THE DATA

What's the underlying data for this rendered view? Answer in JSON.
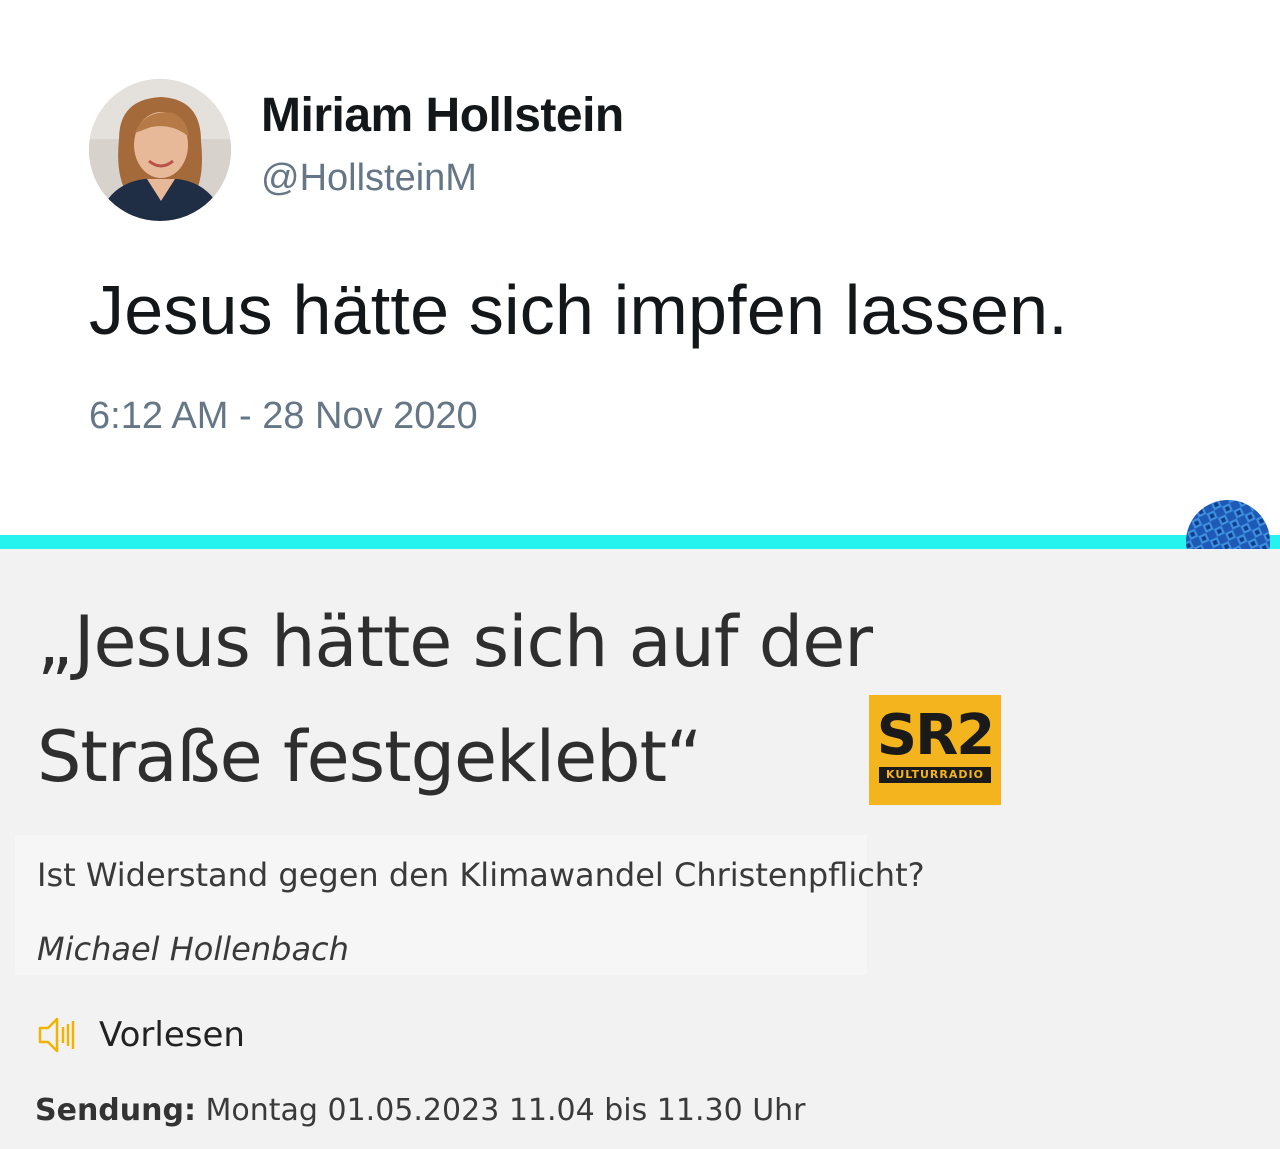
{
  "tweet": {
    "author_name": "Miriam Hollstein",
    "author_handle": "@HollsteinM",
    "text": "Jesus hätte sich impfen lassen.",
    "timestamp": "6:12 AM - 28 Nov 2020"
  },
  "colors": {
    "divider": "#27f3ee",
    "logo_bg": "#f4b41d",
    "speaker_icon": "#f0b400"
  },
  "article": {
    "headline_line1": "„Jesus hätte sich auf der",
    "headline_line2": "Straße festgeklebt“",
    "logo": {
      "main": "SR2",
      "sub": "KULTURRADIO"
    },
    "teaser": "Ist Widerstand gegen den Klimawandel Christenpflicht?",
    "author": "Michael Hollenbach",
    "read_aloud_label": "Vorlesen",
    "broadcast_label": "Sendung:",
    "broadcast_value": "Montag 01.05.2023 11.04 bis 11.30 Uhr"
  }
}
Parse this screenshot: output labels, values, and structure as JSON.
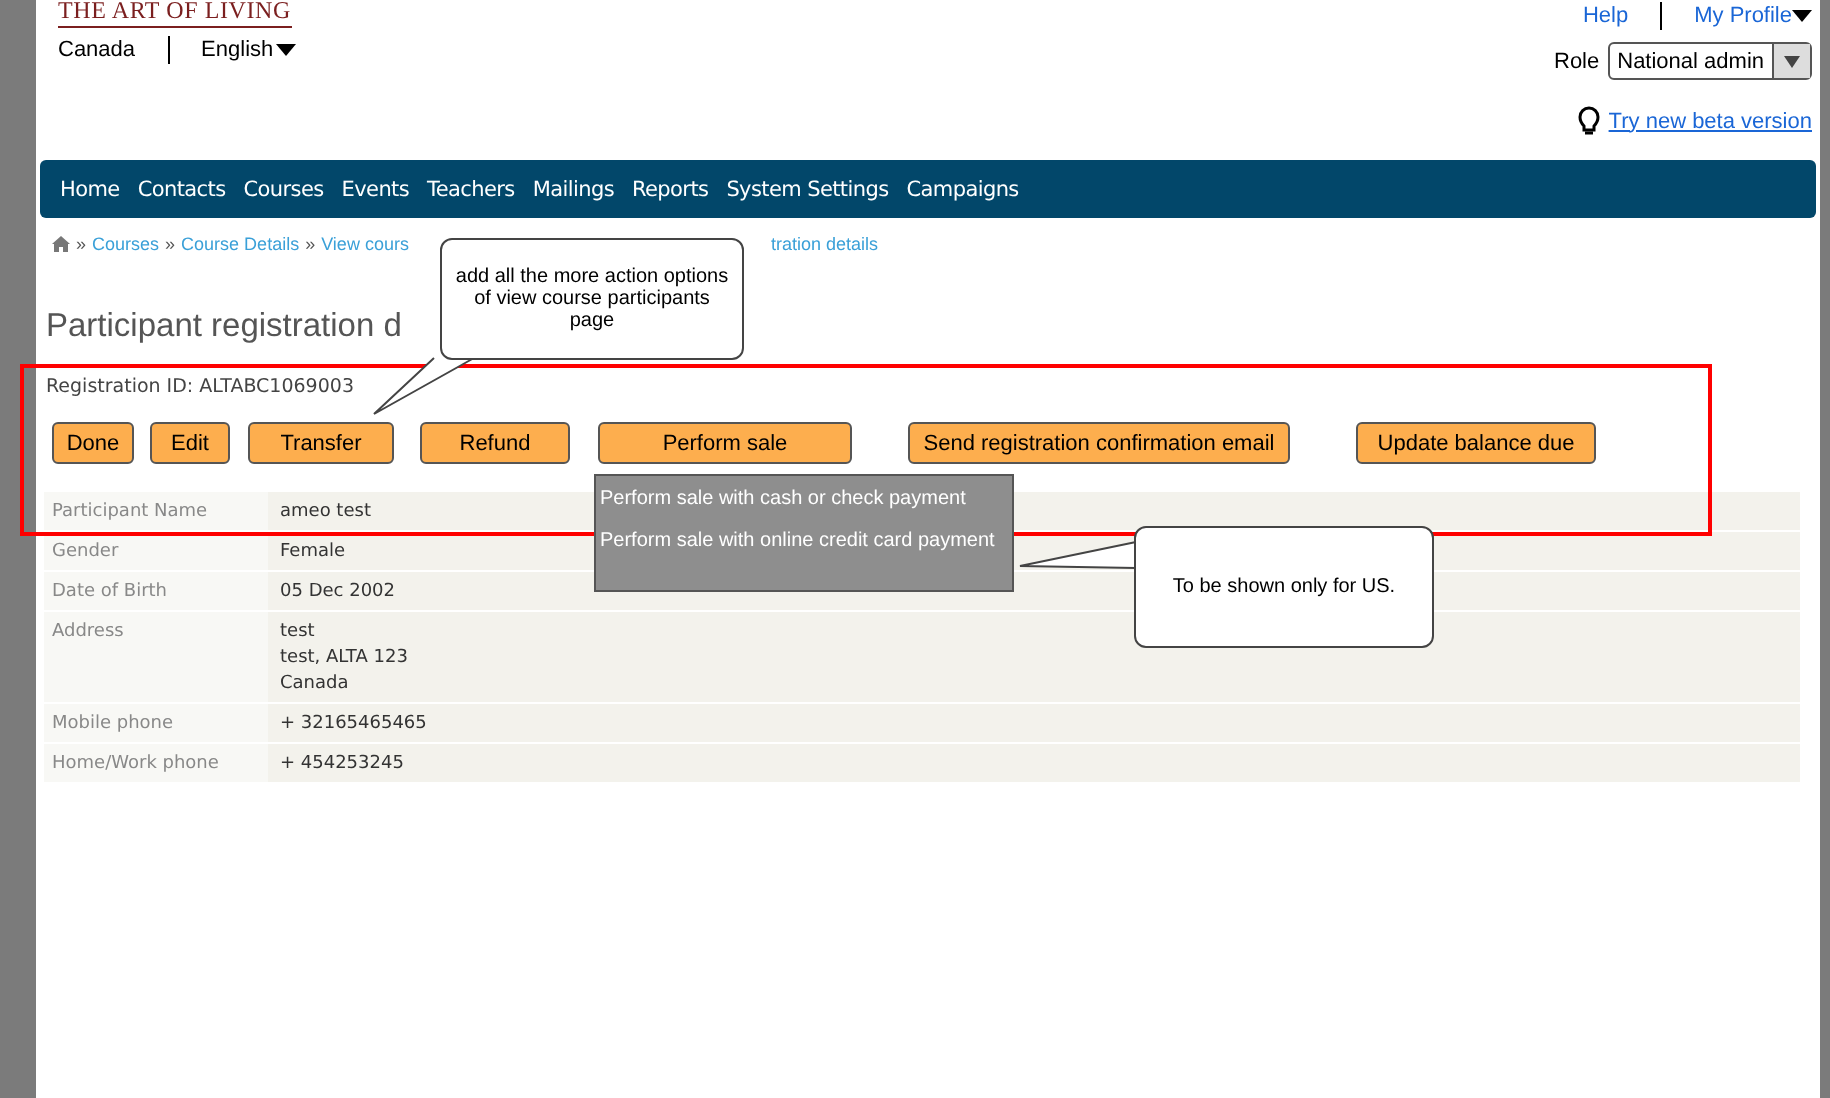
{
  "header": {
    "logo": "THE ART OF LIVING",
    "country": "Canada",
    "language": "English",
    "links": [
      "Help",
      "My Profile"
    ],
    "role_label": "Role",
    "role_value": "National admin",
    "beta_link": "Try new beta version"
  },
  "nav": [
    "Home",
    "Contacts",
    "Courses",
    "Events",
    "Teachers",
    "Mailings",
    "Reports",
    "System Settings",
    "Campaigns"
  ],
  "breadcrumb": [
    {
      "separator": "»",
      "label": "Courses"
    },
    {
      "separator": "»",
      "label": "Course Details"
    },
    {
      "separator": "»",
      "label": "View cours"
    }
  ],
  "breadcrumb_tail": "tration details",
  "title": "Participant registration d",
  "registration_id": "Registration ID: ALTABC1069003",
  "actions": [
    "Done",
    "Edit",
    "Transfer",
    "Refund",
    "Perform sale",
    "Send registration confirmation email",
    "Update balance due"
  ],
  "sale_menu": [
    "Perform sale with cash or check payment",
    "Perform sale with online credit card payment"
  ],
  "details": [
    {
      "label": "Participant Name",
      "lines": [
        "ameo test"
      ]
    },
    {
      "label": "Gender",
      "lines": [
        "Female"
      ]
    },
    {
      "label": "Date of Birth",
      "lines": [
        "05 Dec 2002"
      ]
    },
    {
      "label": "Address",
      "lines": [
        "test",
        "test, ALTA 123",
        "Canada"
      ]
    },
    {
      "label": "Mobile phone",
      "lines": [
        "+ 32165465465"
      ]
    },
    {
      "label": "Home/Work phone",
      "lines": [
        "+ 454253245"
      ]
    }
  ],
  "annotations": [
    {
      "text": "add all the more action options of view course participants page"
    },
    {
      "text": "To be shown only for US."
    }
  ]
}
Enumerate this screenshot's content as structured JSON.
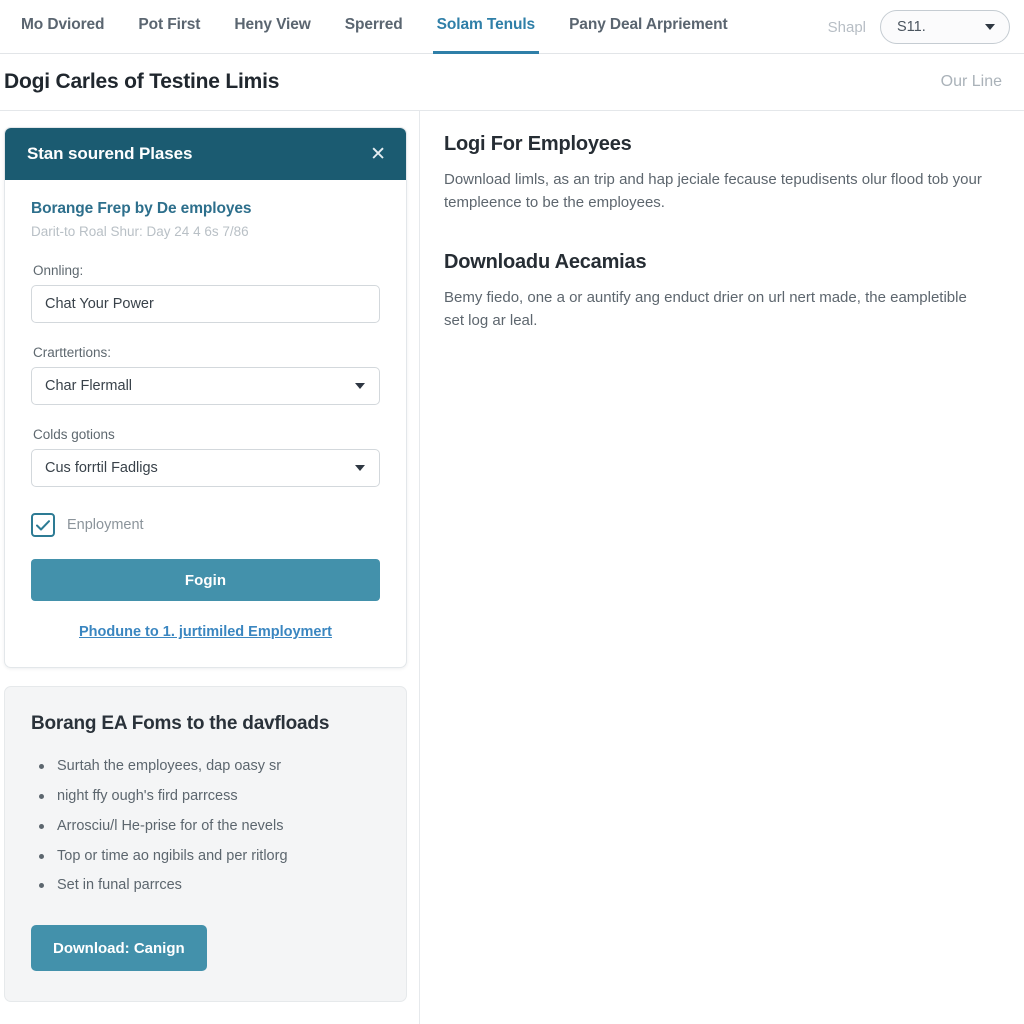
{
  "topnav": {
    "items": [
      {
        "label": "Mo Dviored",
        "active": false
      },
      {
        "label": "Pot First",
        "active": false
      },
      {
        "label": "Heny View",
        "active": false
      },
      {
        "label": "Sperred",
        "active": false
      },
      {
        "label": "Solam Tenuls",
        "active": true
      },
      {
        "label": "Pany Deal Arpriement",
        "active": false
      }
    ],
    "muted_label": "Shapl",
    "select_value": "S11.",
    "accent_color": "#2f7fa8"
  },
  "titlebar": {
    "title": "Dogi Carles of Testine Limis",
    "right_link": "Our Line"
  },
  "login_card": {
    "header_title": "Stan sourend Plases",
    "close_icon": "close-icon",
    "header_color": "#1b5b71",
    "form_heading": "Borange Frep by De employes",
    "form_sub": "Darit-to Roal Shur: Day 24 4 6s 7/86",
    "fields": [
      {
        "label": "Onnling:",
        "type": "text",
        "value": "Chat Your Power",
        "placeholder": "Chat Your Power"
      },
      {
        "label": "Crarttertions:",
        "type": "select",
        "value": "Char Flermall"
      },
      {
        "label": "Colds gotions",
        "type": "select",
        "value": "Cus forrtil Fadligs"
      }
    ],
    "checkbox": {
      "label": "Enployment",
      "checked": true,
      "color": "#2d7b94"
    },
    "submit_label": "Fogin",
    "link_label": "Phodune to 1. jurtimiled Employmert",
    "button_color": "#4391ab"
  },
  "info_card": {
    "title": "Borang EA Foms to the davfloads",
    "bullets": [
      "Surtah the employees, dap oasy sr",
      "night ffy ough's fird parrcess",
      "Arrosciu/l He-prise for of the nevels",
      "Top or time ao ngibils and per ritlorg",
      "Set in funal parrces"
    ],
    "button_label": "Download: Canign"
  },
  "right_panel": {
    "sections": [
      {
        "title": "Logi For Employees",
        "body": "Download limls, as an trip and hap jeciale fecause tepudisents olur flood tob your templeence to be the employees."
      },
      {
        "title": "Downloadu Aecamias",
        "body": "Bemy fiedo, one a or auntify ang enduct drier on url nert made, the eampletible set log ar leal."
      }
    ]
  }
}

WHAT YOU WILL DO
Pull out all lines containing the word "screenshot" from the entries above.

RESULT FOR THIS EXERCISE
Parse this screenshot: output labels, values, and structure as JSON.
Enumerate this screenshot's content as structured JSON.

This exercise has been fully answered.